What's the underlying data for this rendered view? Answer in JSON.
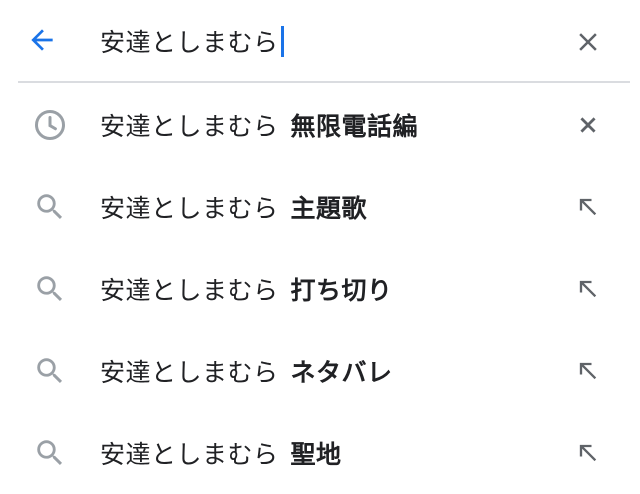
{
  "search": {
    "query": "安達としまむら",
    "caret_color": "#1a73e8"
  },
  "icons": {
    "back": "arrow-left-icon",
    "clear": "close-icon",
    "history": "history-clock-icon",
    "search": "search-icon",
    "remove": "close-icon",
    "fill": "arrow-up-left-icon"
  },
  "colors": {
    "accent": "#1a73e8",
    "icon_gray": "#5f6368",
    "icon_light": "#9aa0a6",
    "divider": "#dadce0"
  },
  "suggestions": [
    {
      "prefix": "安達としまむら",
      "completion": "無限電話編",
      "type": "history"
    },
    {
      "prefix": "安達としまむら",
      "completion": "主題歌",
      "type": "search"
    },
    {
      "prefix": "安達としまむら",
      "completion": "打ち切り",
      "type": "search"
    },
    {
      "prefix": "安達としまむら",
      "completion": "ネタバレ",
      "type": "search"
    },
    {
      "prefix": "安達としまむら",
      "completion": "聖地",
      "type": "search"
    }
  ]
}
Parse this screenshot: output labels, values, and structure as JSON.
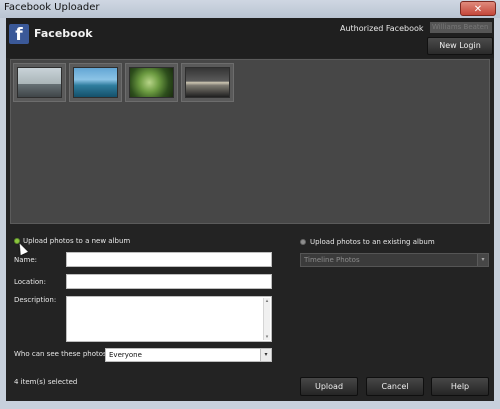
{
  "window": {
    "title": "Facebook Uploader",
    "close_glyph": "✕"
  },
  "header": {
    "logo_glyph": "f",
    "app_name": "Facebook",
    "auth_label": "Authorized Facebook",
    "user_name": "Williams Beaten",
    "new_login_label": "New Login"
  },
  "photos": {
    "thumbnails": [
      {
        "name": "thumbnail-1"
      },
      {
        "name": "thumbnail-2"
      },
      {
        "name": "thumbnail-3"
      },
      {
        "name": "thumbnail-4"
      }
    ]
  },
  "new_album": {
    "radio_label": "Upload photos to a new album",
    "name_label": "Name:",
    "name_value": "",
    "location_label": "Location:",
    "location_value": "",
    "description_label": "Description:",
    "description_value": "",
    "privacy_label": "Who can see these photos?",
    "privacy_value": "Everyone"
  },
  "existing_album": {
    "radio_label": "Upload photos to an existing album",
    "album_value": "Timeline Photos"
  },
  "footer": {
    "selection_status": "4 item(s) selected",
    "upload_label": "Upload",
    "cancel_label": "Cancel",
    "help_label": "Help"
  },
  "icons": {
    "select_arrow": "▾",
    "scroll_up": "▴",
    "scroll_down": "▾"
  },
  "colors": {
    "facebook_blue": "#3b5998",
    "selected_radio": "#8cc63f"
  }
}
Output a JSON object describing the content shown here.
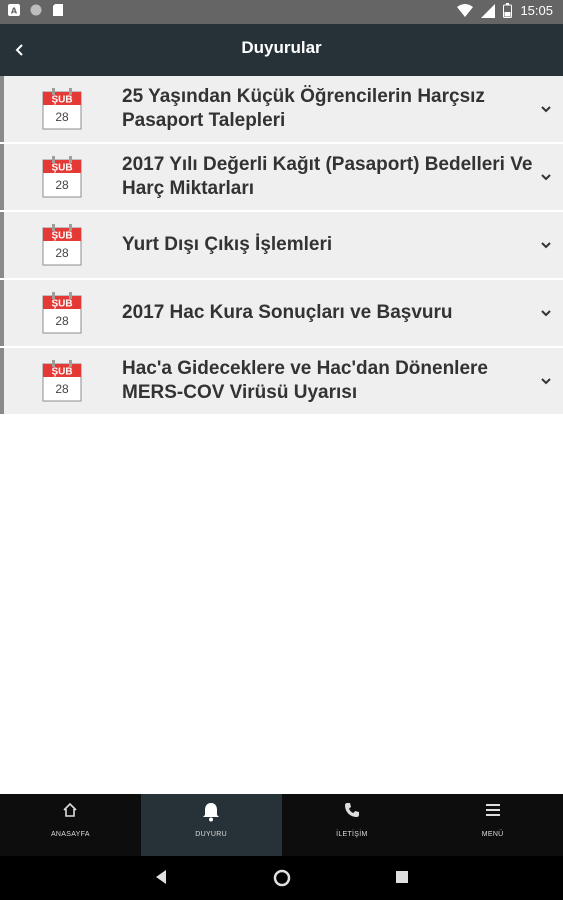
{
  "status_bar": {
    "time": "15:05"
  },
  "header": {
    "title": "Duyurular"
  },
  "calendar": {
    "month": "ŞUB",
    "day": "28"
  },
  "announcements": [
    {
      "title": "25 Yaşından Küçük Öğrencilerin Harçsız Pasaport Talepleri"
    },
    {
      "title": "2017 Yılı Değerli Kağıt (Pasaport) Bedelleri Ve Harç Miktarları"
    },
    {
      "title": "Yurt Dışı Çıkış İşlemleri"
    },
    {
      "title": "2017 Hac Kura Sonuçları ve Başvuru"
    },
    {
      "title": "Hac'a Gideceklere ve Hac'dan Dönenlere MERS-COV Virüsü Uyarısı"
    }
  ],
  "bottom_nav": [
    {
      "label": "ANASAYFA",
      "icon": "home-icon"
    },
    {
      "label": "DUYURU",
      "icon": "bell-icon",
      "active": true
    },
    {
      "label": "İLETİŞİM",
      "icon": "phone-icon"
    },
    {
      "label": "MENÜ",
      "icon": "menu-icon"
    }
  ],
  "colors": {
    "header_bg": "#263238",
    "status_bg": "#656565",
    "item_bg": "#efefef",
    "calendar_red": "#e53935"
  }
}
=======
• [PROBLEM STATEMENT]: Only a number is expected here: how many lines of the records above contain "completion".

• [FINISHED EXERCISE]: 5